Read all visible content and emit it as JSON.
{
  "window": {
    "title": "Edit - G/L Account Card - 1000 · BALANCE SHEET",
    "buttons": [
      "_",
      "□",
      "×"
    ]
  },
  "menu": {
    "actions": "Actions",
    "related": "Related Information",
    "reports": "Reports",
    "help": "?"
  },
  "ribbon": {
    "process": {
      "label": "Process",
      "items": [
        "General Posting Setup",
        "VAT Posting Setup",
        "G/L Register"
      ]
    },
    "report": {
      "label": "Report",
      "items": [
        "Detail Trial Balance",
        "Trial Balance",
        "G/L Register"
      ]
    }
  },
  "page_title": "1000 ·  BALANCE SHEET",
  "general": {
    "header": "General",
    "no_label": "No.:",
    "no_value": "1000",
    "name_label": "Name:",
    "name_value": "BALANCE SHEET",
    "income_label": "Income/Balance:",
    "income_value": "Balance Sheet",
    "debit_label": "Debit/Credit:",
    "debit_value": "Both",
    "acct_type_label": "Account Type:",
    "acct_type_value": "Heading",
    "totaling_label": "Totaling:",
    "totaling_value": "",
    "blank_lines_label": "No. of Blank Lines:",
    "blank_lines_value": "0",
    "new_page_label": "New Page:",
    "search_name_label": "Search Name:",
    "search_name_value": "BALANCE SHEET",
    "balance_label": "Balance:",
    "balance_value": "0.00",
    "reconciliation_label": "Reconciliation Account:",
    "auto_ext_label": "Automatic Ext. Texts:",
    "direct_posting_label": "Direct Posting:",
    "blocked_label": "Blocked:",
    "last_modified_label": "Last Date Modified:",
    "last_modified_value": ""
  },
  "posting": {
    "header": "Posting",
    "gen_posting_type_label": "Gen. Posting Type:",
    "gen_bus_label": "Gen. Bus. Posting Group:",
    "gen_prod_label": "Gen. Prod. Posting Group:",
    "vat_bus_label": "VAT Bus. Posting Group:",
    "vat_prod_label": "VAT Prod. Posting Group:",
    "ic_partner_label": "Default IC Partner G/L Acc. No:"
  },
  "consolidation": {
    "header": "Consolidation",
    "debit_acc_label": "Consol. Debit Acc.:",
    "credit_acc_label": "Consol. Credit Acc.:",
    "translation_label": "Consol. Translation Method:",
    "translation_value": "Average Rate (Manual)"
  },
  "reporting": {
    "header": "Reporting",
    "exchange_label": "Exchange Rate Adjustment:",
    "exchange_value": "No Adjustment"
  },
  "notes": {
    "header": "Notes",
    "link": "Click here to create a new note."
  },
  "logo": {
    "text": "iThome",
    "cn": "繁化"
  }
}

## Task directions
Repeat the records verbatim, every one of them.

## Response to the exercise
Read all visible content and emit it as JSON.
{
  "window": {
    "title": "Edit - G/L Account Card - 1000 · BALANCE SHEET",
    "buttons": [
      "_",
      "□",
      "×"
    ]
  },
  "menu": {
    "actions": "Actions",
    "related": "Related Information",
    "reports": "Reports",
    "help": "?"
  },
  "ribbon": {
    "process": {
      "label": "Process",
      "items": [
        "General Posting Setup",
        "VAT Posting Setup",
        "G/L Register"
      ]
    },
    "report": {
      "label": "Report",
      "items": [
        "Detail Trial Balance",
        "Trial Balance",
        "G/L Register"
      ]
    }
  },
  "page_title": "1000 ·  BALANCE SHEET",
  "general": {
    "header": "General",
    "no_label": "No.:",
    "no_value": "1000",
    "name_label": "Name:",
    "name_value": "BALANCE SHEET",
    "income_label": "Income/Balance:",
    "income_value": "Balance Sheet",
    "debit_label": "Debit/Credit:",
    "debit_value": "Both",
    "acct_type_label": "Account Type:",
    "acct_type_value": "Heading",
    "totaling_label": "Totaling:",
    "totaling_value": "",
    "blank_lines_label": "No. of Blank Lines:",
    "blank_lines_value": "0",
    "new_page_label": "New Page:",
    "search_name_label": "Search Name:",
    "search_name_value": "BALANCE SHEET",
    "balance_label": "Balance:",
    "balance_value": "0.00",
    "reconciliation_label": "Reconciliation Account:",
    "auto_ext_label": "Automatic Ext. Texts:",
    "direct_posting_label": "Direct Posting:",
    "blocked_label": "Blocked:",
    "last_modified_label": "Last Date Modified:",
    "last_modified_value": ""
  },
  "posting": {
    "header": "Posting",
    "gen_posting_type_label": "Gen. Posting Type:",
    "gen_bus_label": "Gen. Bus. Posting Group:",
    "gen_prod_label": "Gen. Prod. Posting Group:",
    "vat_bus_label": "VAT Bus. Posting Group:",
    "vat_prod_label": "VAT Prod. Posting Group:",
    "ic_partner_label": "Default IC Partner G/L Acc. No:"
  },
  "consolidation": {
    "header": "Consolidation",
    "debit_acc_label": "Consol. Debit Acc.:",
    "credit_acc_label": "Consol. Credit Acc.:",
    "translation_label": "Consol. Translation Method:",
    "translation_value": "Average Rate (Manual)"
  },
  "reporting": {
    "header": "Reporting",
    "exchange_label": "Exchange Rate Adjustment:",
    "exchange_value": "No Adjustment"
  },
  "notes": {
    "header": "Notes",
    "link": "Click here to create a new note."
  },
  "logo": {
    "text": "iThome",
    "cn": "繁化"
  }
}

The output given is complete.